Our staff numbers were drastically downsized, majorly to ensure that the government guidelines and regulations are adhered to in combating the spread of the virus. However, the reduced staff number did not mean that the workload in regard to the numbers of samples to be analyzed had reduced – In fact this numbers had increased.
As a forensic scientist at the Forensic Science division of the government chemist, I am in charge of analyzing evidential materials from crime scenes in the cases of Gender-Based Violence. My role is important as it is this evidence that will link perpetrators or exonerate the wrongfully accused in the dispensation of justice.
In Kenya, we have three forensic centres serving the different regions of the country, one in Kisumu, serving the western county; one in Mombasa, covering the coastal region and the last one in Nairobi for the remaining regions.
Even before the virus had hit the country, there were already existing backlogs of samples to be analyzed majorly as a result of both the high number of criminal cases and nature some samples that take longer in analyzing.
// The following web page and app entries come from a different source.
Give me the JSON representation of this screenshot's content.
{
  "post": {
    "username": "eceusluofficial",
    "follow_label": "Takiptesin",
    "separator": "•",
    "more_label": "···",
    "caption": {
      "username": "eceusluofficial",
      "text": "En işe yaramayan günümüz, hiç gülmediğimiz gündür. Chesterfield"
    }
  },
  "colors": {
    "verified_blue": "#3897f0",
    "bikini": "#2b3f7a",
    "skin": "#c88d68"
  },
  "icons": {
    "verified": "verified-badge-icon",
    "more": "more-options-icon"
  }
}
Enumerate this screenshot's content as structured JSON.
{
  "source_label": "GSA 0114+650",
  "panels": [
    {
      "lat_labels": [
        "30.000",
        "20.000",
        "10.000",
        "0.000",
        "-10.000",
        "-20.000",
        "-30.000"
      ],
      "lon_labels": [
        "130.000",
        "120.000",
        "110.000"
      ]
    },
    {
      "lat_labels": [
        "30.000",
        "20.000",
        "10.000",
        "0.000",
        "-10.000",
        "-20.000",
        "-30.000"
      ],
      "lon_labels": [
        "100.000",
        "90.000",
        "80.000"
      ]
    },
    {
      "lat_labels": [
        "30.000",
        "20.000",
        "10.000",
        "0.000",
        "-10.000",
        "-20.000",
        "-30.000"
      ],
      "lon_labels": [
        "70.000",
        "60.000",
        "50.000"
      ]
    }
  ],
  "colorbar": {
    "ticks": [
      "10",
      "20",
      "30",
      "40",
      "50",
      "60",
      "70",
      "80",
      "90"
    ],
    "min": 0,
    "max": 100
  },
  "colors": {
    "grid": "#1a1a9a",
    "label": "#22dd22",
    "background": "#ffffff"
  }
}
However, the number of samples received increased due to the increased crime including gender-based violence during the restriction of the movement.
This engendered delays in the prosecution mostly for cases of sexual violence including rape, due to the fact that they are heavily dependent on the evidence. The number of samples to be analyzed increased on one side and on the other side the number of staff remained low all this in the auspice of a pandemic.
With the center serving a wide area, the challenge brought forth lies on the quality of the evidential material. Timely submission and poor preservation will often lead to fast degradation of biological material.
The people who suffer the most when cases of gender-based violence are thrown out of courts are the survivors. Lawyers now focus on challenging the cases on a technicality basis and not on the results. Most of the samples are mishandled and along the chain of custody of the evidence freeing the perpetrators to continue their crimes which in turn puts the credibility of the courts in jeopardy in the eyes of the public.
UN Women supports the government of Kenya to handle GBV Cases
UN Women supported by the Government of Denmark, and through the ministry of health and the government chemist is supporting the training of duty bearers along the chain of custody of evidence on how to handle, transfer and document evidential material for cases of GBV. This training takes a multi-sectoral approach brining together health officers, the judiciary, law enforcement officers, and the prosecute.